- _ABOUT THIS TASK_: The output should be the records themselves, given again exactly.

- _PROVIDED MATERIAL_:
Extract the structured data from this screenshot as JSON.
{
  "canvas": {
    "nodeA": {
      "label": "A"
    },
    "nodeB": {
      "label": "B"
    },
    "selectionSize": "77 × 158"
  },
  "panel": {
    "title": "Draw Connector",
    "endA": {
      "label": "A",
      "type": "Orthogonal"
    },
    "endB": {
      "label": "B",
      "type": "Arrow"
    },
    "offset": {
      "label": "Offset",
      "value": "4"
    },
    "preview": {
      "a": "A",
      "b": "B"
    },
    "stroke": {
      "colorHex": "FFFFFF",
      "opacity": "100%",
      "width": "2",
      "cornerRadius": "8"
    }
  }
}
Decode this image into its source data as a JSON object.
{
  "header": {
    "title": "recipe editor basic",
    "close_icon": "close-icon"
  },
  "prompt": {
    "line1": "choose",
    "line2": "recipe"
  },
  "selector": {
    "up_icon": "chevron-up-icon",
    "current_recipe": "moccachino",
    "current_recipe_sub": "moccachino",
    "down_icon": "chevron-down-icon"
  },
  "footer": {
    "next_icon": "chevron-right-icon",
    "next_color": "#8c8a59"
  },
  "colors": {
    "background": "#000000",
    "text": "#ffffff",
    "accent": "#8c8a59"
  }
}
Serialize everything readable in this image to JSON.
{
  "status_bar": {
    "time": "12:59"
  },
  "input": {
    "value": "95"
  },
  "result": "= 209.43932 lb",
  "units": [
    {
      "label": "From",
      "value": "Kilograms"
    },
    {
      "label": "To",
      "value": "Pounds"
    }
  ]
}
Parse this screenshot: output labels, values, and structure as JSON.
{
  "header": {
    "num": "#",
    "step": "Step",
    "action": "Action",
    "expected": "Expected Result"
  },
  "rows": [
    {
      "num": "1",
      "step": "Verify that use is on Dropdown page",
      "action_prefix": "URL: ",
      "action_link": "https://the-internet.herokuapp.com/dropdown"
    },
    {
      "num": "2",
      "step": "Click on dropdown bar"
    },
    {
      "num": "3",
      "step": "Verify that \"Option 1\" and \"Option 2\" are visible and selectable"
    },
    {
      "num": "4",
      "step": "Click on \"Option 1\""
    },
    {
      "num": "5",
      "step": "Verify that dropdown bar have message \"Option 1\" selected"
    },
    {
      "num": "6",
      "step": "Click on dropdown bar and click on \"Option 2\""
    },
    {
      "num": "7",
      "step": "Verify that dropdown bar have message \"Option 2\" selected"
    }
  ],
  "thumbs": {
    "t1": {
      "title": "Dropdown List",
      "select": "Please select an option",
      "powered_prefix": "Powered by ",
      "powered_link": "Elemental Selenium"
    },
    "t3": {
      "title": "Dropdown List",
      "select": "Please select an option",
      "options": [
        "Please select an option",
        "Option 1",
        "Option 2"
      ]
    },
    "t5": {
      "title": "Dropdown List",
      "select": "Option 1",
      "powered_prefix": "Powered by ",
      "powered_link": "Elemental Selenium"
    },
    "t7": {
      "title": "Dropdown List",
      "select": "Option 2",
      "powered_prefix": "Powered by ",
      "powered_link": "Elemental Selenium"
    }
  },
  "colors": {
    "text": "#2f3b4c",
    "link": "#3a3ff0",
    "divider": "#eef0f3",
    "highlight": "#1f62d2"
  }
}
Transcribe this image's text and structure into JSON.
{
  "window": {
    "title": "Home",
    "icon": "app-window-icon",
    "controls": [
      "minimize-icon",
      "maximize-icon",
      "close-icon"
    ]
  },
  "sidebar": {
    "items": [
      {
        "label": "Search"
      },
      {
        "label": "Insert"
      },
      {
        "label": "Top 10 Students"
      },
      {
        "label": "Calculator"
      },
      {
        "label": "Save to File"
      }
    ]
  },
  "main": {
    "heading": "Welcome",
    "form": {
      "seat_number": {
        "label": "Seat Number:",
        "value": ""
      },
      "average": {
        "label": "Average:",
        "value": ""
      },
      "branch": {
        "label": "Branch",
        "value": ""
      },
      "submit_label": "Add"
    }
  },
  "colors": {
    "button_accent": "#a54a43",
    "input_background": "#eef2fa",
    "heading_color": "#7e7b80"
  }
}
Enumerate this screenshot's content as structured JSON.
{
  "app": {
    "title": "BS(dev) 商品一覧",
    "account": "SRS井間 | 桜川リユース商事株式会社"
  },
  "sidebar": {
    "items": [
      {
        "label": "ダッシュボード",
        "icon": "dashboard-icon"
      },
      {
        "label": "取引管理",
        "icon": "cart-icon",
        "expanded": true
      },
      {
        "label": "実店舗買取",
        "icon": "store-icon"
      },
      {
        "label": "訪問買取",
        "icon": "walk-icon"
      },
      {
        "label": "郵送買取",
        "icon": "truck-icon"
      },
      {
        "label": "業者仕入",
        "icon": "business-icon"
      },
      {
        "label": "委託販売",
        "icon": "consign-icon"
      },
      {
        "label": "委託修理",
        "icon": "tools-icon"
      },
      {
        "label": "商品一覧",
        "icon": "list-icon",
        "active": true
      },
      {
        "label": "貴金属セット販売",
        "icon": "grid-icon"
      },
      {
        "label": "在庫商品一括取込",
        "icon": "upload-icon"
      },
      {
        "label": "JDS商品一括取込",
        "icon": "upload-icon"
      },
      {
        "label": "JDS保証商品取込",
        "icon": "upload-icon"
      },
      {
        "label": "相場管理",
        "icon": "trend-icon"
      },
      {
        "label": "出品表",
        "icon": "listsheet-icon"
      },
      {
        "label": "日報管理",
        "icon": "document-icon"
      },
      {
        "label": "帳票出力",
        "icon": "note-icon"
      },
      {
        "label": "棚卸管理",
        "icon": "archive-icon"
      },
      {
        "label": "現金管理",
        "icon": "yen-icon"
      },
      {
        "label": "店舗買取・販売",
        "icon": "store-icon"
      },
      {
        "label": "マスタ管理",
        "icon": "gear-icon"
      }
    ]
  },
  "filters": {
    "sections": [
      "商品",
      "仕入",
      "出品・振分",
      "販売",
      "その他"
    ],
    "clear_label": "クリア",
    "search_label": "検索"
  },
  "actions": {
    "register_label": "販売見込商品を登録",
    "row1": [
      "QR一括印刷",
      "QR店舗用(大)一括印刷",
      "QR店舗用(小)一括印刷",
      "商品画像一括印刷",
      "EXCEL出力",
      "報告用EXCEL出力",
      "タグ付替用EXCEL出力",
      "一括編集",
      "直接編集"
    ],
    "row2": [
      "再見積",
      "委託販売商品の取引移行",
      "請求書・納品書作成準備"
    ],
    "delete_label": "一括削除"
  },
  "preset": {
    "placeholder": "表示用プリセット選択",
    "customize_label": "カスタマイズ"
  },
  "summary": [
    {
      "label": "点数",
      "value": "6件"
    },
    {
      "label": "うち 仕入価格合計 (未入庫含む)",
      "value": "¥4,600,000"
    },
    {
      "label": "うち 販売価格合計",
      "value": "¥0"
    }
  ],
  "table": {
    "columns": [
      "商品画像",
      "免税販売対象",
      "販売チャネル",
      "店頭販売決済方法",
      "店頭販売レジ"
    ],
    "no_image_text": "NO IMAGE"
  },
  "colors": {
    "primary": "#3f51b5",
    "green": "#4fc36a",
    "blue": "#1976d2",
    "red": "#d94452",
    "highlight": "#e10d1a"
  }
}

- _RESULT_:
Extract the structured data from this screenshot as JSON.
{
  "canvas": {
    "nodeA": {
      "label": "A"
    },
    "nodeB": {
      "label": "B"
    },
    "selectionSize": "77 × 158"
  },
  "panel": {
    "title": "Draw Connector",
    "endA": {
      "label": "A",
      "type": "Orthogonal"
    },
    "endB": {
      "label": "B",
      "type": "Arrow"
    },
    "offset": {
      "label": "Offset",
      "value": "4"
    },
    "preview": {
      "a": "A",
      "b": "B"
    },
    "stroke": {
      "colorHex": "FFFFFF",
      "opacity": "100%",
      "width": "2",
      "cornerRadius": "8"
    }
  }
}
Decode this image into its source data as a JSON object.
{
  "header": {
    "title": "recipe editor basic",
    "close_icon": "close-icon"
  },
  "prompt": {
    "line1": "choose",
    "line2": "recipe"
  },
  "selector": {
    "up_icon": "chevron-up-icon",
    "current_recipe": "moccachino",
    "current_recipe_sub": "moccachino",
    "down_icon": "chevron-down-icon"
  },
  "footer": {
    "next_icon": "chevron-right-icon",
    "next_color": "#8c8a59"
  },
  "colors": {
    "background": "#000000",
    "text": "#ffffff",
    "accent": "#8c8a59"
  }
}
Serialize everything readable in this image to JSON.
{
  "status_bar": {
    "time": "12:59"
  },
  "input": {
    "value": "95"
  },
  "result": "= 209.43932 lb",
  "units": [
    {
      "label": "From",
      "value": "Kilograms"
    },
    {
      "label": "To",
      "value": "Pounds"
    }
  ]
}
Parse this screenshot: output labels, values, and structure as JSON.
{
  "header": {
    "num": "#",
    "step": "Step",
    "action": "Action",
    "expected": "Expected Result"
  },
  "rows": [
    {
      "num": "1",
      "step": "Verify that use is on Dropdown page",
      "action_prefix": "URL: ",
      "action_link": "https://the-internet.herokuapp.com/dropdown"
    },
    {
      "num": "2",
      "step": "Click on dropdown bar"
    },
    {
      "num": "3",
      "step": "Verify that \"Option 1\" and \"Option 2\" are visible and selectable"
    },
    {
      "num": "4",
      "step": "Click on \"Option 1\""
    },
    {
      "num": "5",
      "step": "Verify that dropdown bar have message \"Option 1\" selected"
    },
    {
      "num": "6",
      "step": "Click on dropdown bar and click on \"Option 2\""
    },
    {
      "num": "7",
      "step": "Verify that dropdown bar have message \"Option 2\" selected"
    }
  ],
  "thumbs": {
    "t1": {
      "title": "Dropdown List",
      "select": "Please select an option",
      "powered_prefix": "Powered by ",
      "powered_link": "Elemental Selenium"
    },
    "t3": {
      "title": "Dropdown List",
      "select": "Please select an option",
      "options": [
        "Please select an option",
        "Option 1",
        "Option 2"
      ]
    },
    "t5": {
      "title": "Dropdown List",
      "select": "Option 1",
      "powered_prefix": "Powered by ",
      "powered_link": "Elemental Selenium"
    },
    "t7": {
      "title": "Dropdown List",
      "select": "Option 2",
      "powered_prefix": "Powered by ",
      "powered_link": "Elemental Selenium"
    }
  },
  "colors": {
    "text": "#2f3b4c",
    "link": "#3a3ff0",
    "divider": "#eef0f3",
    "highlight": "#1f62d2"
  }
}
Transcribe this image's text and structure into JSON.
{
  "window": {
    "title": "Home",
    "icon": "app-window-icon",
    "controls": [
      "minimize-icon",
      "maximize-icon",
      "close-icon"
    ]
  },
  "sidebar": {
    "items": [
      {
        "label": "Search"
      },
      {
        "label": "Insert"
      },
      {
        "label": "Top 10 Students"
      },
      {
        "label": "Calculator"
      },
      {
        "label": "Save to File"
      }
    ]
  },
  "main": {
    "heading": "Welcome",
    "form": {
      "seat_number": {
        "label": "Seat Number:",
        "value": ""
      },
      "average": {
        "label": "Average:",
        "value": ""
      },
      "branch": {
        "label": "Branch",
        "value": ""
      },
      "submit_label": "Add"
    }
  },
  "colors": {
    "button_accent": "#a54a43",
    "input_background": "#eef2fa",
    "heading_color": "#7e7b80"
  }
}
Enumerate this screenshot's content as structured JSON.
{
  "app": {
    "title": "BS(dev) 商品一覧",
    "account": "SRS井間 | 桜川リユース商事株式会社"
  },
  "sidebar": {
    "items": [
      {
        "label": "ダッシュボード",
        "icon": "dashboard-icon"
      },
      {
        "label": "取引管理",
        "icon": "cart-icon",
        "expanded": true
      },
      {
        "label": "実店舗買取",
        "icon": "store-icon"
      },
      {
        "label": "訪問買取",
        "icon": "walk-icon"
      },
      {
        "label": "郵送買取",
        "icon": "truck-icon"
      },
      {
        "label": "業者仕入",
        "icon": "business-icon"
      },
      {
        "label": "委託販売",
        "icon": "consign-icon"
      },
      {
        "label": "委託修理",
        "icon": "tools-icon"
      },
      {
        "label": "商品一覧",
        "icon": "list-icon",
        "active": true
      },
      {
        "label": "貴金属セット販売",
        "icon": "grid-icon"
      },
      {
        "label": "在庫商品一括取込",
        "icon": "upload-icon"
      },
      {
        "label": "JDS商品一括取込",
        "icon": "upload-icon"
      },
      {
        "label": "JDS保証商品取込",
        "icon": "upload-icon"
      },
      {
        "label": "相場管理",
        "icon": "trend-icon"
      },
      {
        "label": "出品表",
        "icon": "listsheet-icon"
      },
      {
        "label": "日報管理",
        "icon": "document-icon"
      },
      {
        "label": "帳票出力",
        "icon": "note-icon"
      },
      {
        "label": "棚卸管理",
        "icon": "archive-icon"
      },
      {
        "label": "現金管理",
        "icon": "yen-icon"
      },
      {
        "label": "店舗買取・販売",
        "icon": "store-icon"
      },
      {
        "label": "マスタ管理",
        "icon": "gear-icon"
      }
    ]
  },
  "filters": {
    "sections": [
      "商品",
      "仕入",
      "出品・振分",
      "販売",
      "その他"
    ],
    "clear_label": "クリア",
    "search_label": "検索"
  },
  "actions": {
    "register_label": "販売見込商品を登録",
    "row1": [
      "QR一括印刷",
      "QR店舗用(大)一括印刷",
      "QR店舗用(小)一括印刷",
      "商品画像一括印刷",
      "EXCEL出力",
      "報告用EXCEL出力",
      "タグ付替用EXCEL出力",
      "一括編集",
      "直接編集"
    ],
    "row2": [
      "再見積",
      "委託販売商品の取引移行",
      "請求書・納品書作成準備"
    ],
    "delete_label": "一括削除"
  },
  "preset": {
    "placeholder": "表示用プリセット選択",
    "customize_label": "カスタマイズ"
  },
  "summary": [
    {
      "label": "点数",
      "value": "6件"
    },
    {
      "label": "うち 仕入価格合計 (未入庫含む)",
      "value": "¥4,600,000"
    },
    {
      "label": "うち 販売価格合計",
      "value": "¥0"
    }
  ],
  "table": {
    "columns": [
      "商品画像",
      "免税販売対象",
      "販売チャネル",
      "店頭販売決済方法",
      "店頭販売レジ"
    ],
    "no_image_text": "NO IMAGE"
  },
  "colors": {
    "primary": "#3f51b5",
    "green": "#4fc36a",
    "blue": "#1976d2",
    "red": "#d94452",
    "highlight": "#e10d1a"
  }
}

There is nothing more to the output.